Google recently rebranded Maps Engine to the friendlier-sounding MyMaps. It's a fun tool, but takes some time to learn its nuances. For the uninitiated it may be best to start on the desktop site before moving to the Android app.
Making your own map
Head to the site, where you will be greeted with a giant "Welcome to the new Maps" splash page. Select to make your own map, which takes you to Google's flat vision of the planet.
You can then search for items, drop a pin, and save them to your own map. For example: if you were planning a trip to Washington, D.C., you could map out all the monuments you wanted to see and then access the map at any time instead of needing to re-search for them from your phone.
You can add layers to maps, which allows you to add data from spreadsheets or KML files (which are generated from Android apps like MyTracks). So you could overlay a past run, biking adventure, or geographical data on top of a map.
Explore the gallery
Get some inspiration from other Google map makers. There are some pretty cool galleries already in MyMaps, covering everything from water usage to annexation and even overlays of classic globes, such as this one of India in 1804.
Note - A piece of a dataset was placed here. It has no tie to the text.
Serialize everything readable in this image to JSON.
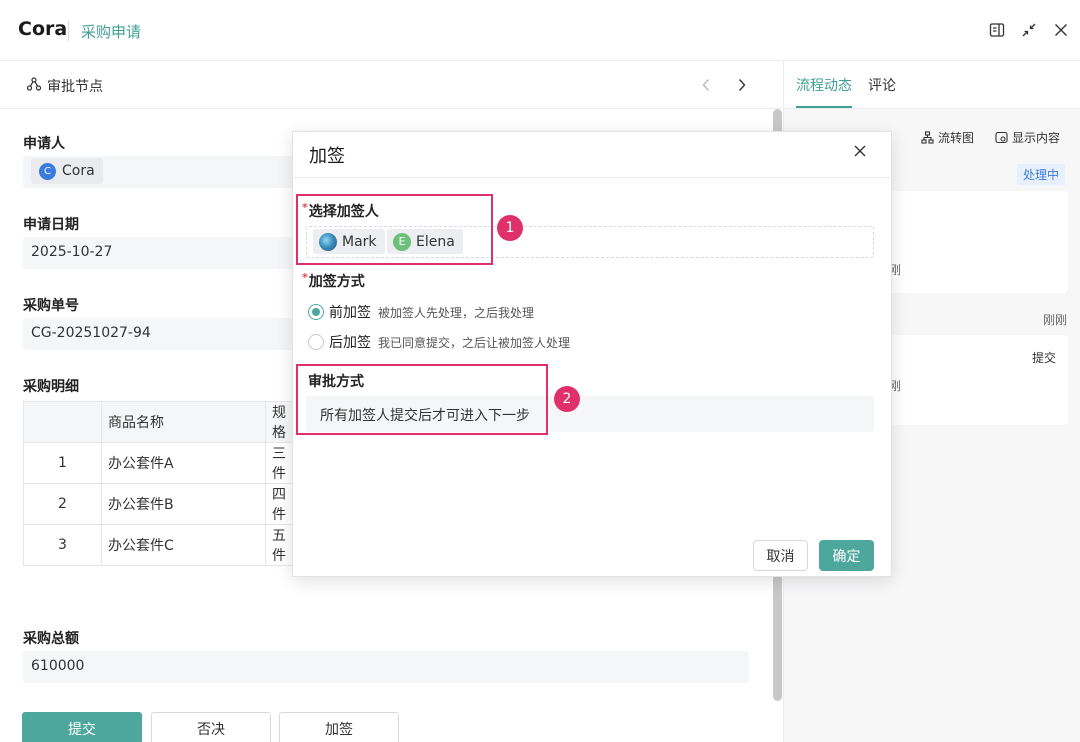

You can submit any map that you make to the community. So if you think you have put together a collection of locations or other data that others may benefit from, then throw it up there.
Using the Android app
If you have worked through the possibliities on your desktop browser, then the Android app gets that much easier to use.
Your existing maps are all there, along with the ability to make a new one. Use the search bar to find any specific locales that you want to add or tap the Plus button to check out the demo maps.
MyMaps isn't just another free Google product: it also has a business edition called MyMaps Pro. For $5 per month businesses can add different layers, drawings, spreadsheet data, or other elements that might better describe a product.
A bicycle rental company could overlay a map with how much the bikes would cost based on how far the customer wanted to ride that day. It may be a better option than just a standard link to a stock Google Map.